Jeremy Tyler was the grand experiment for American basketball. Brandon Jennings spent his obligatory one year between high school and the NBA playing in Rome and Jennings went through his lumps learning to be a professional. Tyler though was something different.
Tyler opted to skip his senior year of high school and turn professional two years ago. It was an unprecedented move by an American player with such a high profile. Tyler would spend two years as a professional overseas before declaring for the draft. What made the move all the more shocking was that Tyler was considered a potential top-five pick before his decision.
If the NBA’s one-year rule were not in existence, Tyler likely would have stayed in high school for his senior year and gone in the lottery of the 2010 Draft.
Except Tyler did not have that option. And he felt his best chance to improve as a basketball player would come from turning professional a year earlier than Jennings had and learning basketball in the line of fire.
Tyler signed with Maccabi Haifa of the Israeli SuperLeague in 2009 and seemed to immediately face problems. As a young, raw athletic power forward, Haifa brought him along slowly. Probably a little too slowly for a player who was a top high school prospect and 28.7 points per game at San Diego High School. Tyler butted heads with his coach and played in only 10 games that season, averaging 2.0 points per game and 1.9 rebounds per game.
Before the season ended, Tyler abruptly left the team. This gave him the bad reputation of immaturity. He was not ready for the NBA.
Tyler played last season with Tokyo Apache in Japan, where he averaged 9.9 points per game, 6.4 rebounds per game and 15.8 minutes per game. He shot 51.1 percent from the floor as the 6-foot-11 power forward seemed to find his stride.
Tyler likely would have benefited from Rick Pitino’s tutelage at Louisville, where had committed before deciding to turn pro. Instead, Tyler is fighting to scratch the first round, somewhere most would have thought would be an automatic when he decided to jump overseas — Draft Express had him going fifth in their 2011 mock draft on Sept. 9, 2009 and in the first round as late as Nov. 29, 2009.
Currently, NBADraft.net and Draft Express have Tyler going as the fifth pick in the second round to Sacramento. It means, Tyler can still impress enough to climb into the first round or could slip even further down into the second round.
Any way you try to slice it, Tyler is going to be dogged by questions about what happened in Israel and how he has grown from it. Tyler recognizes that. During an interview with Draft Express (below), Tyler continued to mention maturity and professionalism as his biggest takeaways from his experience overseas. He said he would have made the same decision and that his time overseas truly benefited him.
Of course, now the trick is persuading NBA teams that he has that maturity and experience from playing professionally already to go with his unquestioned talent. He has to answer questions about how coach-able he truly is after his struggles at his first stop in Israel.

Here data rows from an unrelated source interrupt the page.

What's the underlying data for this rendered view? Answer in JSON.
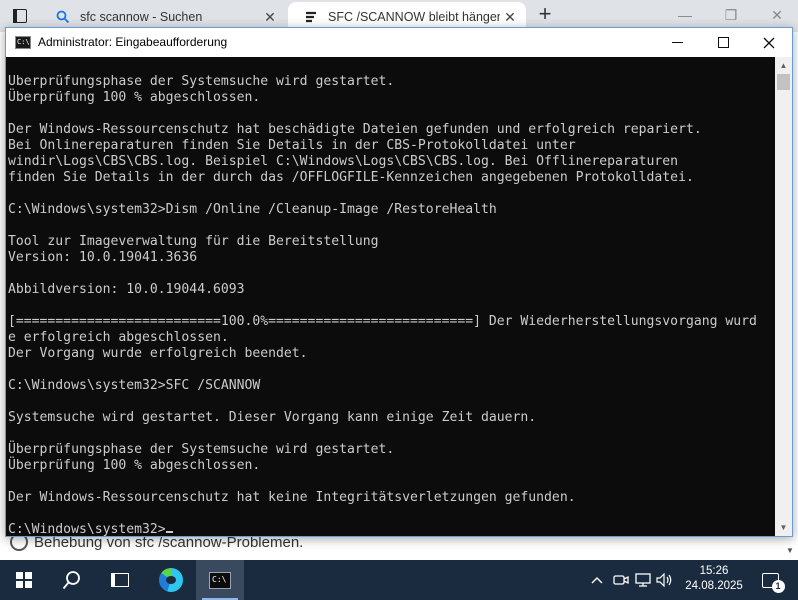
{
  "browser": {
    "tabs": [
      {
        "title": "sfc scannow - Suchen",
        "icon": "search-icon",
        "close": "✕"
      },
      {
        "title": "SFC /SCANNOW bleibt hängen u",
        "icon": "site-icon",
        "close": "✕"
      }
    ],
    "new_tab": "+",
    "page_text": "Behebung von sfc /scannow-Problemen."
  },
  "console": {
    "title": "Administrator: Eingabeaufforderung",
    "lines": [
      "Überprüfungsphase der Systemsuche wird gestartet.",
      "Überprüfung 100 % abgeschlossen.",
      "",
      "Der Windows-Ressourcenschutz hat beschädigte Dateien gefunden und erfolgreich repariert.",
      "Bei Onlinereparaturen finden Sie Details in der CBS-Protokolldatei unter",
      "windir\\Logs\\CBS\\CBS.log. Beispiel C:\\Windows\\Logs\\CBS\\CBS.log. Bei Offlinereparaturen",
      "finden Sie Details in der durch das /OFFLOGFILE-Kennzeichen angegebenen Protokolldatei.",
      "",
      "C:\\Windows\\system32>Dism /Online /Cleanup-Image /RestoreHealth",
      "",
      "Tool zur Imageverwaltung für die Bereitstellung",
      "Version: 10.0.19041.3636",
      "",
      "Abbildversion: 10.0.19044.6093",
      "",
      "[==========================100.0%==========================] Der Wiederherstellungsvorgang wurd",
      "e erfolgreich abgeschlossen.",
      "Der Vorgang wurde erfolgreich beendet.",
      "",
      "C:\\Windows\\system32>SFC /SCANNOW",
      "",
      "Systemsuche wird gestartet. Dieser Vorgang kann einige Zeit dauern.",
      "",
      "Überprüfungsphase der Systemsuche wird gestartet.",
      "Überprüfung 100 % abgeschlossen.",
      "",
      "Der Windows-Ressourcenschutz hat keine Integritätsverletzungen gefunden.",
      ""
    ],
    "prompt": "C:\\Windows\\system32>"
  },
  "taskbar": {
    "time": "15:26",
    "date": "24.08.2025",
    "notification_count": "1"
  }
}
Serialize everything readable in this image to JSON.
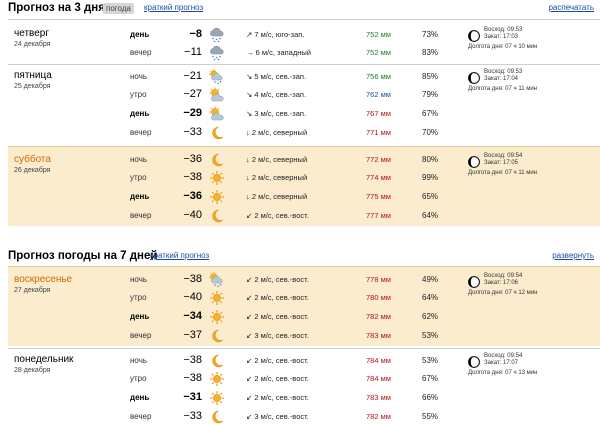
{
  "header3": {
    "title": "Прогноз на 3 дня",
    "chip": "погода",
    "short_link": "краткий прогноз",
    "expand_link": "распечатать"
  },
  "header7": {
    "title": "Прогноз погоды на 7 дней",
    "short_link": "краткий прогноз",
    "expand_link": "развернуть"
  },
  "days": [
    {
      "name": "четверг",
      "date": "24 декабря",
      "weekend": false,
      "sun": {
        "rise": "Восход: 09:53",
        "set": "Закат: 17:03",
        "len": "Долгота дня: 07 ч 10 мин"
      },
      "rows": [
        {
          "tod": "день",
          "bold": true,
          "temp": "−8",
          "icon": "snow-cloud-icon",
          "arrow": "↗",
          "wind": "7 м/с, юго-зап.",
          "press": "752 мм",
          "pc": "g",
          "hum": "73%"
        },
        {
          "tod": "вечер",
          "bold": false,
          "temp": "−11",
          "icon": "snow-cloud-icon",
          "arrow": "→",
          "wind": "6 м/с, западный",
          "press": "752 мм",
          "pc": "g",
          "hum": "83%"
        }
      ]
    },
    {
      "name": "пятница",
      "date": "25 декабря",
      "weekend": false,
      "sun": {
        "rise": "Восход: 09:53",
        "set": "Закат: 17:04",
        "len": "Долгота дня: 07 ч 11 мин"
      },
      "rows": [
        {
          "tod": "ночь",
          "bold": false,
          "temp": "−21",
          "icon": "sun-cloud-snow-icon",
          "arrow": "↘",
          "wind": "5 м/с, сев.-зап.",
          "press": "756 мм",
          "pc": "g",
          "hum": "85%"
        },
        {
          "tod": "утро",
          "bold": false,
          "temp": "−27",
          "icon": "sun-cloud-icon",
          "arrow": "↘",
          "wind": "4 м/с, сев.-зап.",
          "press": "762 мм",
          "pc": "b",
          "hum": "79%"
        },
        {
          "tod": "день",
          "bold": true,
          "temp": "−29",
          "icon": "sun-cloud-icon",
          "arrow": "↘",
          "wind": "3 м/с, сев.-зап.",
          "press": "767 мм",
          "pc": "r",
          "hum": "67%"
        },
        {
          "tod": "вечер",
          "bold": false,
          "temp": "−33",
          "icon": "moon-icon",
          "arrow": "↓",
          "wind": "2 м/с, северный",
          "press": "771 мм",
          "pc": "r",
          "hum": "70%"
        }
      ]
    },
    {
      "name": "суббота",
      "date": "26 декабря",
      "weekend": true,
      "sun": {
        "rise": "Восход: 09:54",
        "set": "Закат: 17:05",
        "len": "Долгота дня: 07 ч 11 мин"
      },
      "rows": [
        {
          "tod": "ночь",
          "bold": false,
          "temp": "−36",
          "icon": "moon-icon",
          "arrow": "↓",
          "wind": "2 м/с, северный",
          "press": "772 мм",
          "pc": "r",
          "hum": "80%"
        },
        {
          "tod": "утро",
          "bold": false,
          "temp": "−38",
          "icon": "sun-icon",
          "arrow": "↓",
          "wind": "2 м/с, северный",
          "press": "774 мм",
          "pc": "r",
          "hum": "99%"
        },
        {
          "tod": "день",
          "bold": true,
          "temp": "−36",
          "icon": "sun-icon",
          "arrow": "↓",
          "wind": "2 м/с, северный",
          "press": "775 мм",
          "pc": "r",
          "hum": "65%"
        },
        {
          "tod": "вечер",
          "bold": false,
          "temp": "−40",
          "icon": "moon-icon",
          "arrow": "↙",
          "wind": "2 м/с, сев.-вост.",
          "press": "777 мм",
          "pc": "r",
          "hum": "64%"
        }
      ]
    },
    {
      "name": "воскресенье",
      "date": "27 декабря",
      "weekend": true,
      "sun": {
        "rise": "Восход: 09:54",
        "set": "Закат: 17:06",
        "len": "Долгота дня: 07 ч 12 мин"
      },
      "rows": [
        {
          "tod": "ночь",
          "bold": false,
          "temp": "−38",
          "icon": "sun-cloud-snow-icon",
          "arrow": "↙",
          "wind": "2 м/с, сев.-вост.",
          "press": "778 мм",
          "pc": "r",
          "hum": "49%"
        },
        {
          "tod": "утро",
          "bold": false,
          "temp": "−40",
          "icon": "sun-icon",
          "arrow": "↙",
          "wind": "2 м/с, сев.-вост.",
          "press": "780 мм",
          "pc": "r",
          "hum": "64%"
        },
        {
          "tod": "день",
          "bold": true,
          "temp": "−34",
          "icon": "sun-icon",
          "arrow": "↙",
          "wind": "2 м/с, сев.-вост.",
          "press": "782 мм",
          "pc": "r",
          "hum": "62%"
        },
        {
          "tod": "вечер",
          "bold": false,
          "temp": "−37",
          "icon": "moon-icon",
          "arrow": "↙",
          "wind": "3 м/с, сев.-вост.",
          "press": "783 мм",
          "pc": "r",
          "hum": "53%"
        }
      ]
    },
    {
      "name": "понедельник",
      "date": "28 декабря",
      "weekend": false,
      "sun": {
        "rise": "Восход: 09:54",
        "set": "Закат: 17:07",
        "len": "Долгота дня: 07 ч 13 мин"
      },
      "rows": [
        {
          "tod": "ночь",
          "bold": false,
          "temp": "−38",
          "icon": "moon-icon",
          "arrow": "↙",
          "wind": "2 м/с, сев.-вост.",
          "press": "784 мм",
          "pc": "r",
          "hum": "53%"
        },
        {
          "tod": "утро",
          "bold": false,
          "temp": "−38",
          "icon": "sun-icon",
          "arrow": "↙",
          "wind": "2 м/с, сев.-вост.",
          "press": "784 мм",
          "pc": "r",
          "hum": "67%"
        },
        {
          "tod": "день",
          "bold": true,
          "temp": "−31",
          "icon": "sun-icon",
          "arrow": "↙",
          "wind": "2 м/с, сев.-вост.",
          "press": "783 мм",
          "pc": "r",
          "hum": "66%"
        },
        {
          "tod": "вечер",
          "bold": false,
          "temp": "−33",
          "icon": "moon-icon",
          "arrow": "↙",
          "wind": "3 м/с, сев.-вост.",
          "press": "782 мм",
          "pc": "r",
          "hum": "55%"
        }
      ]
    }
  ],
  "colors": {
    "weekend_bg": "#fbecce",
    "weekend_name": "#d16a00",
    "link": "#1b4b9c",
    "pressure_normal": "#1f7a2e",
    "pressure_high": "#b3101b",
    "pressure_low": "#1b4b9c",
    "sun": "#f29b0c"
  }
}
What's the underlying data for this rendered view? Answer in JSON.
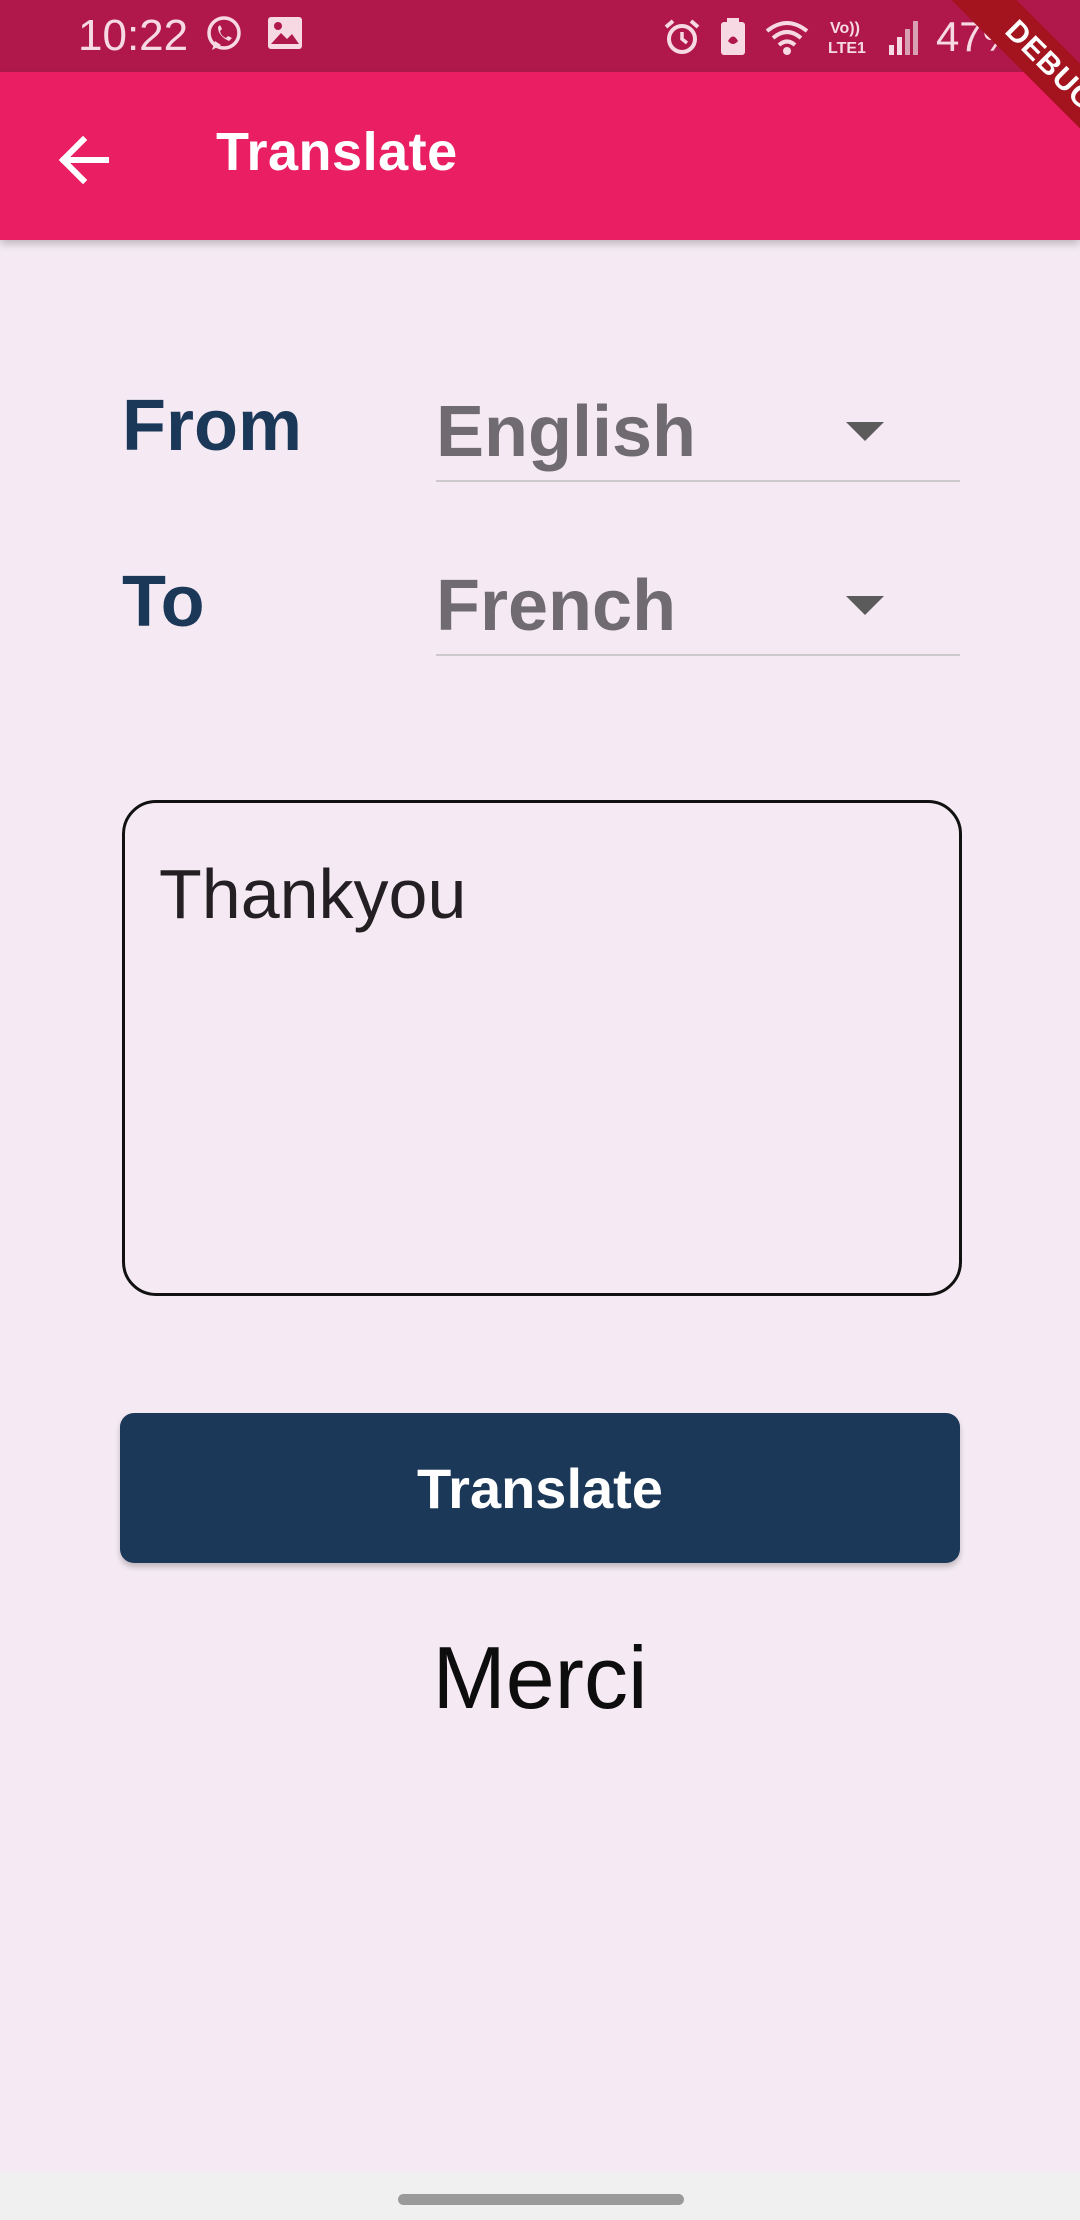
{
  "status_bar": {
    "time": "10:22",
    "left_icons": [
      "whatsapp-icon",
      "image-icon"
    ],
    "right_icons": [
      "alarm-icon",
      "battery-saver-icon",
      "wifi-icon",
      "volte-lte-icon",
      "signal-icon"
    ],
    "network_label": "Vo)) LTE1",
    "battery": "47%",
    "color": "#b0184b"
  },
  "app_bar": {
    "title": "Translate",
    "back_icon": "arrow-left-icon",
    "color": "#ea1f63"
  },
  "debug_banner": {
    "label": "DEBUG"
  },
  "form": {
    "from_label": "From",
    "to_label": "To",
    "from_language": "English",
    "to_language": "French",
    "input_text": "Thankyou"
  },
  "translate_button": {
    "label": "Translate",
    "color": "#1c3859"
  },
  "result": {
    "text": "Merci"
  },
  "colors": {
    "background": "#f5eaf3",
    "label": "#1c3859",
    "dropdown_text": "#706b70"
  }
}
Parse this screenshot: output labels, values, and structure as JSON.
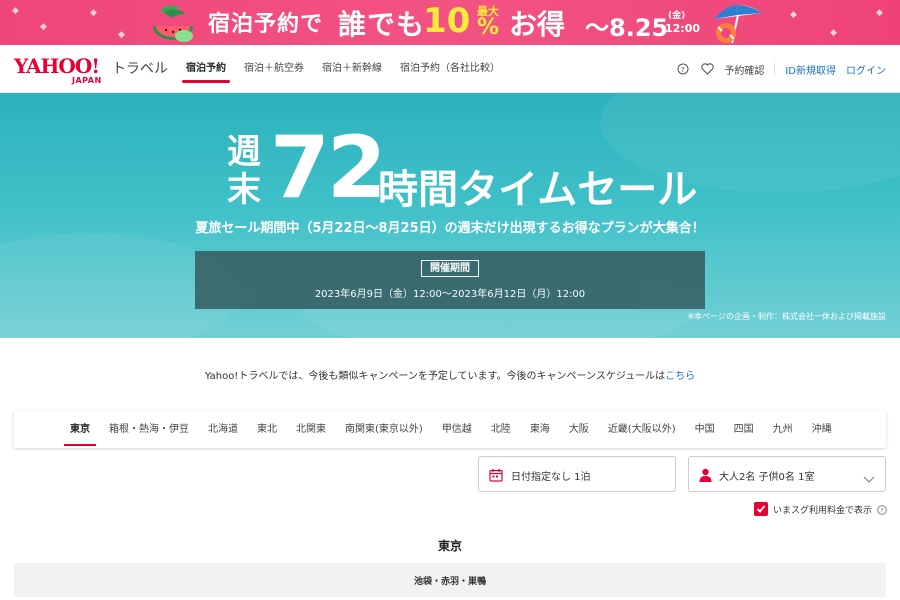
{
  "promo": {
    "text1": "宿泊予約で",
    "text2": "誰でも",
    "percent": "10",
    "max_label": "最大",
    "percent_sign": "%",
    "text3": "お得",
    "date": "～8.25",
    "day": "(金)",
    "time": "12:00"
  },
  "header": {
    "logo_text": "YAHOO!",
    "logo_sub": "JAPAN",
    "logo_service": "トラベル",
    "nav": [
      "宿泊予約",
      "宿泊＋航空券",
      "宿泊＋新幹線",
      "宿泊予約（各社比較）"
    ],
    "links": {
      "reservation": "予約確認",
      "register": "ID新規取得",
      "login": "ログイン"
    }
  },
  "hero": {
    "small_text": "週末",
    "number": "72",
    "title": "時間タイムセール",
    "subtitle": "夏旅セール期間中（5月22日～8月25日）の週末だけ出現するお得なプランが大集合！",
    "period_label": "開催期間",
    "period_dates": "2023年6月9日（金）12:00～2023年6月12日（月）12:00",
    "credit": "※本ページの企画・制作：株式会社一休および掲載施設"
  },
  "notice": {
    "text": "Yahoo!トラベルでは、今後も類似キャンペーンを予定しています。今後のキャンペーンスケジュールは",
    "link": "こちら"
  },
  "regions": [
    "東京",
    "箱根・熱海・伊豆",
    "北海道",
    "東北",
    "北関東",
    "南関東(東京以外)",
    "甲信越",
    "北陸",
    "東海",
    "大阪",
    "近畿(大阪以外)",
    "中国",
    "四国",
    "九州",
    "沖縄"
  ],
  "search": {
    "date_value": "日付指定なし 1泊",
    "guest_value": "大人2名 子供0名 1室",
    "checkbox_label": "いまスグ利用料金で表示"
  },
  "area": {
    "title": "東京",
    "sub_area": "池袋・赤羽・巣鴨"
  },
  "colors": {
    "brand_red": "#e60033",
    "promo_pink": "#f0457a",
    "hero_teal": "#2cb2bd",
    "link_blue": "#1a73c8"
  }
}
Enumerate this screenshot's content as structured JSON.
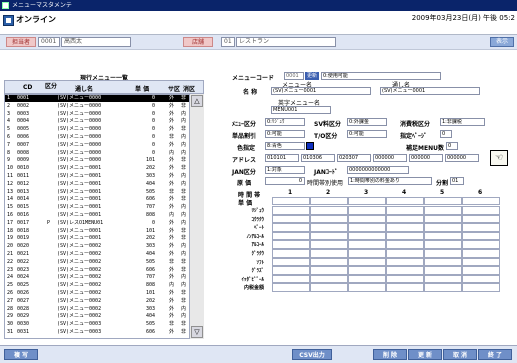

The talent is undoubtedly there as his Tokyo Apache player page describes:
“Jeremy is an athlete in every meaning of the word. He is extremely flexible with a tremendous vertical leap. He can jump off of one foot just as easily as he can off of two feet. And when put to it, he can outrun anyone down the court. His shot continues to improve, as does his timing rebounding and shot blocking. While he has the ability to catch the ball and score from 15 feet, it is his improvement of his inside post moves and footwork that is his biggest asset in the half court set.”
Tyler is still putting everything together and is likely a traditional four or a stretch-4 in the Thaddeus Young mold (except more athletic, so maybe like Michael Beasley). A team is going to take a chance on him and he is going to get his opportunity to impress both in pre-draft interviews and in (hopefully) Summer League and training camp.
It has been a long and difficult journey for Tyler to get to this point to realize his dream and reach the NBA.
Photo via DayLife.com.